Posted: Apr 23, 2015 at 2:37 am   /   by   /   comments (0)

The World Health Organisation (WHO) on Wednesday alerted that, with one in five children still missing out on routine life-saving immunisations, the world may have missed out progress towards global vaccination targets for 2015.

The initial target, which is now far off-track, according to WHO, could have averted 1.5 million deaths each year from preventable diseases.

A child being immunized

A child being immunized

All hope is, however, not lost, as the world health body, in the lead-up to 2015 World Immunisation Week (24–30 April), is calling for renewed efforts to get progress back on course.

WHO Assistant Director-General, Family, Women’s and Children’s Health, Dr Flavia Bustreo, said: “It is critical that the global community now makes a collective and cohesive effort to put progress towards our six targets back on track.”
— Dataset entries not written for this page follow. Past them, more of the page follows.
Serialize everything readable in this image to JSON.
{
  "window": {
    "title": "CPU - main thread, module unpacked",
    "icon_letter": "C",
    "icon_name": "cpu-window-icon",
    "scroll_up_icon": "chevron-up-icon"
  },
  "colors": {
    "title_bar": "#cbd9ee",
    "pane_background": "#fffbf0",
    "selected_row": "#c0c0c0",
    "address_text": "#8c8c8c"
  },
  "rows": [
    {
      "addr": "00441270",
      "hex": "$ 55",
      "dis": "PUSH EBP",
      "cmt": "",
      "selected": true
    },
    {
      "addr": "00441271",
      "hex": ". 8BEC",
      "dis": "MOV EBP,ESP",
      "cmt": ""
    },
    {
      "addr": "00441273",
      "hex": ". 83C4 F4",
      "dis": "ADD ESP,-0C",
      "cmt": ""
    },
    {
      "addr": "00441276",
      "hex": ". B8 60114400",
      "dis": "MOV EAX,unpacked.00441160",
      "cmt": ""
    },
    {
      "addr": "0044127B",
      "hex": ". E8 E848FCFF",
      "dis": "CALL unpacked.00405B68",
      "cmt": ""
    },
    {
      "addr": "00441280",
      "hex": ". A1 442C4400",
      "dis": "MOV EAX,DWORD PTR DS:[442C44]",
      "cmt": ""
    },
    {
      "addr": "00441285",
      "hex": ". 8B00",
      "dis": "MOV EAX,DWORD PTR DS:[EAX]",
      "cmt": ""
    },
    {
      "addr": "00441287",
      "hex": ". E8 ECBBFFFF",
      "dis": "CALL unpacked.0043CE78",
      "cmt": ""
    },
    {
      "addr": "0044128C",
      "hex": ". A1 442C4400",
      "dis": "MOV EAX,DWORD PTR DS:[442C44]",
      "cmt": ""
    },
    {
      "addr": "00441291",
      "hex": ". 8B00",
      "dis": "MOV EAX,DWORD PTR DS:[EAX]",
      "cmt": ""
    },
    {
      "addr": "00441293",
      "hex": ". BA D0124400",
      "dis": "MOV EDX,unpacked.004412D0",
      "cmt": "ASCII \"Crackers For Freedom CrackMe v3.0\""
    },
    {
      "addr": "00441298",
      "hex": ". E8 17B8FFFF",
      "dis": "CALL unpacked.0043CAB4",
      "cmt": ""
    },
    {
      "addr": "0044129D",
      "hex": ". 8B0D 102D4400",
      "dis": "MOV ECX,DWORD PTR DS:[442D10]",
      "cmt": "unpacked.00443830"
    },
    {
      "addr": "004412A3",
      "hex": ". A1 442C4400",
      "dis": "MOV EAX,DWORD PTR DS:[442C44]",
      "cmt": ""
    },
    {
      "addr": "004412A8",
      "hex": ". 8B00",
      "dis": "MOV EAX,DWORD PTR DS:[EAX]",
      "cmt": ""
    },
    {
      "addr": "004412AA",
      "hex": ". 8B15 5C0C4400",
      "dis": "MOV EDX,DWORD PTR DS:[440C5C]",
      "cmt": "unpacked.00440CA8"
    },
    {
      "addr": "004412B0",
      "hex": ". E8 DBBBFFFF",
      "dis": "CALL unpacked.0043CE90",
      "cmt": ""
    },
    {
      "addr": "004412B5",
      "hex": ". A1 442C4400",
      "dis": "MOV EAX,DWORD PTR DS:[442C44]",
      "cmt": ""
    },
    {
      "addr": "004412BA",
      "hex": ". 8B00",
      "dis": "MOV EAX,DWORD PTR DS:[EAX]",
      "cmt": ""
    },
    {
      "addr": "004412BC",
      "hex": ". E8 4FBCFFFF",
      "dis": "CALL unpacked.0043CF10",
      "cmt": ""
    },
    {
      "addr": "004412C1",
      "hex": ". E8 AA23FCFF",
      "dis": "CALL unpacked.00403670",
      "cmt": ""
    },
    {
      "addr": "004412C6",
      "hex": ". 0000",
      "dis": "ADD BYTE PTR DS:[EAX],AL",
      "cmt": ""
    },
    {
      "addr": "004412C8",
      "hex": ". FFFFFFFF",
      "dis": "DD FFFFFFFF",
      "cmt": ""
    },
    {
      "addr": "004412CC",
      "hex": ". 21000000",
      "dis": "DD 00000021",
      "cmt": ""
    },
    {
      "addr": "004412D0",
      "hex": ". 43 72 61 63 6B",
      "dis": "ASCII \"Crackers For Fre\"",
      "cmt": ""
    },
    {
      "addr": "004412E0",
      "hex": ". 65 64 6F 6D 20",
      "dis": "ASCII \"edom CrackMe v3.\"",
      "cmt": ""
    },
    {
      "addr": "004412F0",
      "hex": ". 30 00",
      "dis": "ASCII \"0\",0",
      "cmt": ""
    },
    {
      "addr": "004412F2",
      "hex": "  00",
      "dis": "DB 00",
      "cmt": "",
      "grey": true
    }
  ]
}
A global collaborative drive for immunisation, which began in the mid-1970s, with the establishment of the Expanded Programme on Immunisation (EPI) in all countries, achieved dramatic results, raising vaccination levels from as low as 5 per cent to more than 80 per cent in many countries by 2013.

WHO estimates that today immunisations prevent between 2 – 3 million deaths annually and protect many more people from illness and disability.

In 2013 nearly 22 million infants missed out on the required three doses of diphtheria-tetanus-pertussis-containing vaccines (DTP3), many of them living in the world’s poorest countries.

Many countries worldwide have experienced large measles outbreaks in the past year, threatening efforts to achieve the Global Vaccine Alliance Project (GVAP) target of eliminating measles in three WHO Regions by end of 2015.

In closing the gap, the GVAP has recommended three key steps including the integration of immunisation with other health services, such as postnatal care for mothers and babies; strengthening of health systems so that vaccines continue to be given even in times of crisis; and ensuring that everyone can access vaccines and afford to pay for them.

Director of Immunisation, Vaccines and Biologicals at WHO, Dr Jean-Marie Okwo-Belé, said the Organisation will work to increase its support to all countries that are lagging behind in meeting immunization targets. In May, WHO will bring together high-level representatives of 34 countries with routine vaccination (three doses of DTP3) coverage of less than 80 per cent to discuss the challenges faced by countries and to explore solutions to overcome them.